"Ethnopharmacological relevance: Costus pulverulentus C. Presl (Costaceae), a species endemic to Mexico, is used for the empirical treatment of cancer, pain, and inflammation. Aim of the study: The objective of this study was to evaluate the toxicity, as well as the cytotoxic, antinociceptive, anti-inflammatory and sedative effects of an ethanol extract from Costus pulverulentus stem (CPE). Materials and methods: The chemical characterization of CPE was performed by Gas chromatography–mass spectrometry (GC–MS). The toxicity of CPE was evaluated using the comet assay (10–1000 µg/ml during 5 h) and the acute toxicity test (500–5000 mg/kg p.o. and i.p. during 14 days). The cytotoxic effect of CPE (1–250 µg/ml) on human cancer cells was evaluated using the MTT assay. The antinociceptive effects of CPE (50–200 mg/kg p.o.) were evaluated using thermal-induced nociception tests (hot plate and tail flick) and the chemical-induced nociceptive tests (acetic acid and formalin). The sedative activity of CPE (50–200 mg/kg p.o.) was evaluated using the ketamine-induced sleeping time test."

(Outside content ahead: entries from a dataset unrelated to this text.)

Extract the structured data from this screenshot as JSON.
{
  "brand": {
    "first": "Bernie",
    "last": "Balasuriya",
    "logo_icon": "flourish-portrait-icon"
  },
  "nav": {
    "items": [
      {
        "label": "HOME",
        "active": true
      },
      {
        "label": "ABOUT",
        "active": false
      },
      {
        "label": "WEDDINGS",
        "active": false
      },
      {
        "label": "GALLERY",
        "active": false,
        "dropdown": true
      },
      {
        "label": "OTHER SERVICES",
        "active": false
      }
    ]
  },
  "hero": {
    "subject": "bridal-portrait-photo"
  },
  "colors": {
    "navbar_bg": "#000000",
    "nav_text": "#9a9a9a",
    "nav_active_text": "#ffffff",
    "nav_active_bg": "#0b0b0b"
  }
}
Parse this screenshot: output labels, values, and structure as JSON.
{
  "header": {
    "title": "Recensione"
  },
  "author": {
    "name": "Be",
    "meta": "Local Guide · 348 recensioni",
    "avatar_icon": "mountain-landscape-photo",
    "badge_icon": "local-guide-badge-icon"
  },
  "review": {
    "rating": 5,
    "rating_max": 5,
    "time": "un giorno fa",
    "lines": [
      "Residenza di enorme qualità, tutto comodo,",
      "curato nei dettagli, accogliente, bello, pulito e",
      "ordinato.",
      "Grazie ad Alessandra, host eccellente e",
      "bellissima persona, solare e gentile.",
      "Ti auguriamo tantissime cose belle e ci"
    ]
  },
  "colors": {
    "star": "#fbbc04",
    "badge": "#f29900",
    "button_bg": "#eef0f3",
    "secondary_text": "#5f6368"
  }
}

"Results: CPE showed the presence of compounds such as campesterol, stigmasterol β-sitosterol, vanillicacid, among others. In the comet assay, CPE at 200 µg/ml or higher concentrations induced DNA damage. In the acute toxicity test, the LD 50 estimated for CPE was > 5000 mg/kg p.o. or i.p. CEP showed moderate cytotoxic effects on prostate carcinoma cells PC-3 cells (IC 50=179+23.2 µg/ml). In the chemical-induced nociception models, CPE (100 and 200 mg/kg p.o.) showed antinociceptive effects with similar activity to 100 mg/kg naproxen. In the thermal-induced nociception tests, CPE tested at 200 mg/kg showed moderate antinociceptive effects by 28% (hot plate test) and by 25% (tail fl ick test). In the ketamine-induced sleeping time test, CPE showed no sedative effects. Conclusions: C. pulverulents exerts moderate cytotoxic effects in human cancer cells, moderate anti-inflammatory and antinociceptive effects. C. pulverulentus induces antinociceptive effects without inducing sedation."